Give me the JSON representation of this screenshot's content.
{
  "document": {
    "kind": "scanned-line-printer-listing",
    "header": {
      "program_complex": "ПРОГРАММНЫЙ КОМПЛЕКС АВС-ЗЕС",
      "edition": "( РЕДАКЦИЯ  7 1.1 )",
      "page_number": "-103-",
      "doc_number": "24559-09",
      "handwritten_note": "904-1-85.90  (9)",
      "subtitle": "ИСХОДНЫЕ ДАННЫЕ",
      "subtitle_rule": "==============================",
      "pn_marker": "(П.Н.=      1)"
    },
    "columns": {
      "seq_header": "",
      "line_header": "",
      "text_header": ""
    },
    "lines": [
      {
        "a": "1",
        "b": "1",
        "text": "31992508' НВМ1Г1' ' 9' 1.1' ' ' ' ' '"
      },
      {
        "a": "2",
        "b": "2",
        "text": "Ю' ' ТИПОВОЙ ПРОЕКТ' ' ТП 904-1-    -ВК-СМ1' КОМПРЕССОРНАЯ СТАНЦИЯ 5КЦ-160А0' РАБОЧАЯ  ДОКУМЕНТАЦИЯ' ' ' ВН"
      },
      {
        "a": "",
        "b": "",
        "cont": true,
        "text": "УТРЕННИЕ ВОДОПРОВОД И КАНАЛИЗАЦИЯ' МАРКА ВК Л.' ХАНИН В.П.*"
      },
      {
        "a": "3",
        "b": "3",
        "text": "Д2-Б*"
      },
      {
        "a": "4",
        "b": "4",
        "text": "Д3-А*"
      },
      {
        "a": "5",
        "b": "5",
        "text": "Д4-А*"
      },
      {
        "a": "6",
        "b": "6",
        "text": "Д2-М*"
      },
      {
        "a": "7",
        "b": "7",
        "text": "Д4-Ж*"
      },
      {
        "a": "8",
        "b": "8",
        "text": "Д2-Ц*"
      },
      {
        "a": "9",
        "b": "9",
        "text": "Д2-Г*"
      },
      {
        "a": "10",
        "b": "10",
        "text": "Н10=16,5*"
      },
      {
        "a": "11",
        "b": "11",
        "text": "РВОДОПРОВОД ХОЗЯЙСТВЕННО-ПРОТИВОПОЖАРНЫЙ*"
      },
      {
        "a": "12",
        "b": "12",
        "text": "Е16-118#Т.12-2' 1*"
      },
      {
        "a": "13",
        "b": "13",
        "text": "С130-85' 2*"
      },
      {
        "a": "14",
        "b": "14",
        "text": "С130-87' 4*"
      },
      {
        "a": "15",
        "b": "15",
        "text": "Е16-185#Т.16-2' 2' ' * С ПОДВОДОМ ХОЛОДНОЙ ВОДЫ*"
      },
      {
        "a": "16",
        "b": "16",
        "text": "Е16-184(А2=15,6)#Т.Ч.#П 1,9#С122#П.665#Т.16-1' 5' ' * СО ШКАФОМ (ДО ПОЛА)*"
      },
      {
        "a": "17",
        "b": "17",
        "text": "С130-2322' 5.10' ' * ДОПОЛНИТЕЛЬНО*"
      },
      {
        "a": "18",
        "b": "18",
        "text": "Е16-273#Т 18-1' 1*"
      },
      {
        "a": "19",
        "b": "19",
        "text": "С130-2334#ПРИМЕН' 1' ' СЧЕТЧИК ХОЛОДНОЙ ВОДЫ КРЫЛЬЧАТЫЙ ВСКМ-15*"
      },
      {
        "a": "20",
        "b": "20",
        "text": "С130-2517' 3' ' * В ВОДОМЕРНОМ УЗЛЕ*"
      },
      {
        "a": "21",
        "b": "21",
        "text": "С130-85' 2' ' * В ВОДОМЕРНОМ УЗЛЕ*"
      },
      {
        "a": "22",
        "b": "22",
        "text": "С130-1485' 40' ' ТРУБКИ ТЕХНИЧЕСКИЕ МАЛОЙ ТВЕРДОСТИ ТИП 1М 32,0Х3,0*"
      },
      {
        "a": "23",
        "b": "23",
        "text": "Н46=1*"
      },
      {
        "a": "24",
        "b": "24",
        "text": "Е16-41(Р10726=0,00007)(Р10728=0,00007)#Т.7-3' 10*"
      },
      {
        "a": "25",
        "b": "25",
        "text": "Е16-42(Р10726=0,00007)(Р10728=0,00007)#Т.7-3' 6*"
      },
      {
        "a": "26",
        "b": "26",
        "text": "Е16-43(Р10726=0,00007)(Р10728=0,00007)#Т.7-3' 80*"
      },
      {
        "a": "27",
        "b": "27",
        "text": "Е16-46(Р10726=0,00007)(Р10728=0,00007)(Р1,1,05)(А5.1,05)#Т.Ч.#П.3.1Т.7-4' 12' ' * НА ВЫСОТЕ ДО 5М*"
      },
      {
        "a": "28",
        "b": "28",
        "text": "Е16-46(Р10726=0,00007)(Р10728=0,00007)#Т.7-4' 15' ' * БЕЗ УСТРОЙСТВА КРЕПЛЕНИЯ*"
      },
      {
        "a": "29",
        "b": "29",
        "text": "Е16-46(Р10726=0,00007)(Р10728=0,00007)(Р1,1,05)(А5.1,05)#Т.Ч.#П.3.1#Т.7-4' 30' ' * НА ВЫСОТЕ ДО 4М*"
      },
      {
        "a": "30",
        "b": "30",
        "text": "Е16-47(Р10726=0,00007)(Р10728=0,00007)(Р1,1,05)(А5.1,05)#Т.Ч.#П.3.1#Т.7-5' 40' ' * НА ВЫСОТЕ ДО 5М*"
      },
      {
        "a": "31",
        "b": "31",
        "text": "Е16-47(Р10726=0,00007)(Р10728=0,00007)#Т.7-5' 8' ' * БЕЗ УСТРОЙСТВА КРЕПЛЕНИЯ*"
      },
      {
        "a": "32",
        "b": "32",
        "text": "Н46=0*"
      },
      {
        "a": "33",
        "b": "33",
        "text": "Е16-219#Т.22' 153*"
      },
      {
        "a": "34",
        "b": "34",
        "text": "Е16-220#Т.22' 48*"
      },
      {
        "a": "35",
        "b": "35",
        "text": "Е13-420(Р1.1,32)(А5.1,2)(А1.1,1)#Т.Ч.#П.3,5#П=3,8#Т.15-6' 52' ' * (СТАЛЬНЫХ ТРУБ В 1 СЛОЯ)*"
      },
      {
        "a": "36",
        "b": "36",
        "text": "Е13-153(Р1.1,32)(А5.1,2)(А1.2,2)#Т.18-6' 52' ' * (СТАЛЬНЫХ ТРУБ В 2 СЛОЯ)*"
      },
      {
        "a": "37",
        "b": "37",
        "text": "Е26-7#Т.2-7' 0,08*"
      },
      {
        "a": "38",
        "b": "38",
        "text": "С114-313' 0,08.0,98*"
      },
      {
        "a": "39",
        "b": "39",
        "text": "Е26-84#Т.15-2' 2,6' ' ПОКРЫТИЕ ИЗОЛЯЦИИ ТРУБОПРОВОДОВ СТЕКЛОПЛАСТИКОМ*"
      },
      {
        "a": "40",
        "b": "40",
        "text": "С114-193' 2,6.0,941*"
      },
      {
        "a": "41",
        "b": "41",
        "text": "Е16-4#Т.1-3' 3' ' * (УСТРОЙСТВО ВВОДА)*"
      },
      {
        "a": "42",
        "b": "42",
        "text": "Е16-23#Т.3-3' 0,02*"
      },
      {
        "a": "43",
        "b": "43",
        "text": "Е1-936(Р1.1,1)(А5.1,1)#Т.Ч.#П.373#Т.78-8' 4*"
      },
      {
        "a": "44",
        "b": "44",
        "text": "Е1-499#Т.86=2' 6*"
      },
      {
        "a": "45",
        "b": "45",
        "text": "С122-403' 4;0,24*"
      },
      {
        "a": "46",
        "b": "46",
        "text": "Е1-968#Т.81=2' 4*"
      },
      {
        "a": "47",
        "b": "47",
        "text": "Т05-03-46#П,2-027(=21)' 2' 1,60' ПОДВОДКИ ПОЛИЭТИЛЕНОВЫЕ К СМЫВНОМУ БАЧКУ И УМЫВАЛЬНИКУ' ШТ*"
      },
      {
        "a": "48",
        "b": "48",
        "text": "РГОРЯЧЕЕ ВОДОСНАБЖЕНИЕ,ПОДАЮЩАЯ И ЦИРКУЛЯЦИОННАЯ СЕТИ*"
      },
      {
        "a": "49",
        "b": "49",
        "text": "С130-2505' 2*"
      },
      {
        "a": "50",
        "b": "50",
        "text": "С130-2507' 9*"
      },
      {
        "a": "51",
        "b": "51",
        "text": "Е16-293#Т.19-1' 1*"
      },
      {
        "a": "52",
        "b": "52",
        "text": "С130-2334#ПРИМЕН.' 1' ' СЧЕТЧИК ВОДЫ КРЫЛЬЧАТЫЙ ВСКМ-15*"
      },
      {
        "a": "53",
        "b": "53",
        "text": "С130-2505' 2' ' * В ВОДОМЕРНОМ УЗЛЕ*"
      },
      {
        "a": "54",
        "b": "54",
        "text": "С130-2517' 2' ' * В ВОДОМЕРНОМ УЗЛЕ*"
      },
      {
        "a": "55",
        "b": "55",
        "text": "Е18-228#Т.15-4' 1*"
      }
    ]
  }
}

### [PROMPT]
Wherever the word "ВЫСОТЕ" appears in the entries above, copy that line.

### [RESPONSE TO THE TASK]
        "text": "Е16-46(Р10726=0,00007)(Р10728=0,00007)(Р1,1,05)(А5.1,05)#Т.Ч.#П.3.1Т.7-4' 12' ' * НА ВЫСОТЕ ДО 5М*"
        "text": "Е16-46(Р10726=0,00007)(Р10728=0,00007)(Р1,1,05)(А5.1,05)#Т.Ч.#П.3.1#Т.7-4' 30' ' * НА ВЫСОТЕ ДО 4М*"
        "text": "Е16-47(Р10726=0,00007)(Р10728=0,00007)(Р1,1,05)(А5.1,05)#Т.Ч.#П.3.1#Т.7-5' 40' ' * НА ВЫСОТЕ ДО 5М*"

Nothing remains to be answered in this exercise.